Monday, August 6, 2007

Garfield Goose and the Goofy Service Jerks

Yesterday, I was tightening up a flashback sequence featuring The Goofy Service Jerks that got discombobulated in Beanworld 17-19. I love the Goofy Jerks .
The Secret Origin of the Goofy Jerks is that they are an homage to one of my childhood heroes--Garfield Goose. King of the United States.

If you click on the link--you will hear the rich sound of the organ music that intro'd each broadcast. It gives me chills to hear it today--a full 50 years after I became addicted to the adventures of Gar and his amazing creator, Frazier Thomas.
(I found out on the web that the song is called "Monkey on a String" by organist Ethel Smith--I had no idea!)

For those of you who didn't grow up in Chicagoland in the 50s and 60s (and I'm gonna take a wild guess and assume that is most of you) you can't really measure what an impact Channel Nine in general, and Frazier Thomas in particular, had on the kids growing up in that post-war era. Frazier Thomas was, in my humble opinion, quite frankly a genius. I can't really remember any of the story lines of the show. I just remember the show. It's described well on a Toon Tracker page--a chunk extracted below:

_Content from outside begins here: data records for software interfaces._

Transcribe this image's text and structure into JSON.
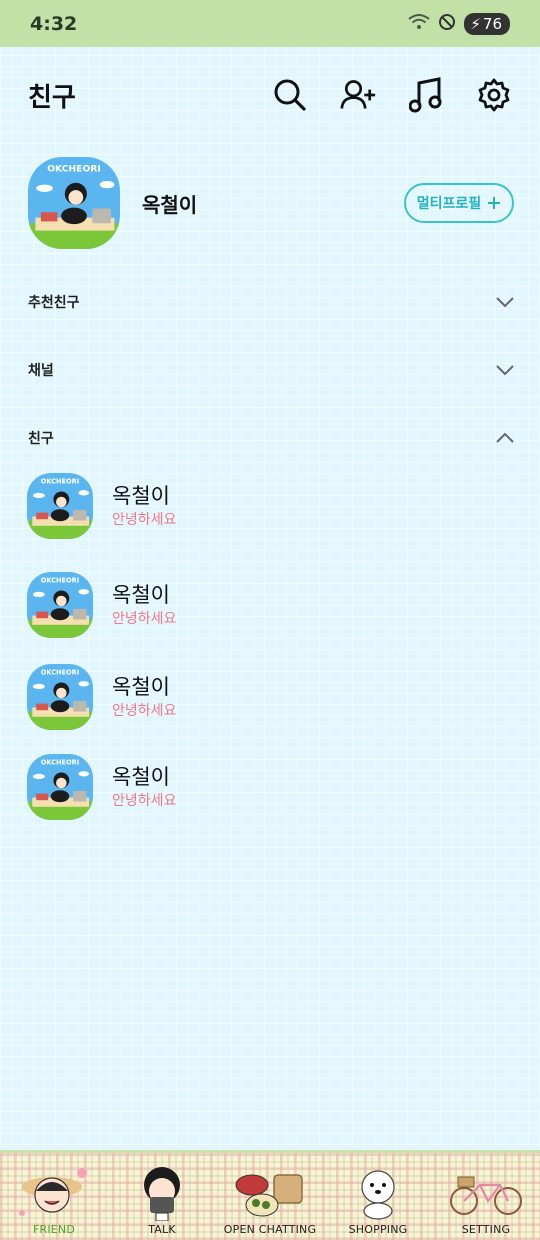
{
  "status_bar": {
    "time": "4:32",
    "battery": "76"
  },
  "header": {
    "title": "친구"
  },
  "my_profile": {
    "name": "옥철이",
    "multi_profile_label": "멀티프로필",
    "avatar_text": "OKCHEORI"
  },
  "sections": {
    "recommended": "추천친구",
    "channels": "채널",
    "friends": "친구"
  },
  "friends": [
    {
      "name": "옥철이",
      "status": "안녕하세요"
    },
    {
      "name": "옥철이",
      "status": "안녕하세요"
    },
    {
      "name": "옥철이",
      "status": "안녕하세요"
    },
    {
      "name": "옥철이",
      "status": "안녕하세요"
    }
  ],
  "nav": [
    {
      "label": "FRIEND",
      "active": true
    },
    {
      "label": "TALK"
    },
    {
      "label": "OPEN CHATTING"
    },
    {
      "label": "SHOPPING"
    },
    {
      "label": "SETTING"
    }
  ]
}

"The puppet characters included Garfield Goose; Garfield's nephew, Chris (born on Christmas day); Romberg Rabbit, a former magician's assistant; Ramona Rabbit, Romberg's girlfriend; Beauregard Burnside III, a bloodhound; Macintosh Mouse; Mama Goose and Ally Gator. The puppets never spoke. Garfield would clack his beak, and Thomas interpreted for him."

Anyone growing up in Illinois during that time can immediately connect by just saying: "Hotdogs, hamburgers, spaghetti and meatballs!" or "Remember Journey to the Beginning of Time?" and of course "I'm Hardrock" "I'm Coco" "I'm Jo!" With the name "Jo" sung in the deepest register one can muster.
Dan Clowes and I were talking a long, long time ago (we both were still living in Chicago then--that's how long ago it was!), it might have been right after Frazier Thomas died...memory gets fuzzy. But we both agreed, the influence that these sorts of shows had on us...not only the original puppet driven content but the unique cartoons shown--really made a dent on not only us but all the cartoonists growing up in the area. One of these days, I'll try to write a bit more about Chicago KidTV.
As you can see, the resemblance between Garfield Goose and The Jerks is far from coincidental.
Long Live the King!

1 comment:

Shaun said...

I tripped across this page while looking at old video of these Chicago televisions shows. I was a 60-70's kid but Bj, Garfield Goose and Ray Rayner had a tremendous impact on me growing up. As did the Cartoons these programs aired. I included them in a book I wrote and enjoy reading someone else's positive experience with them.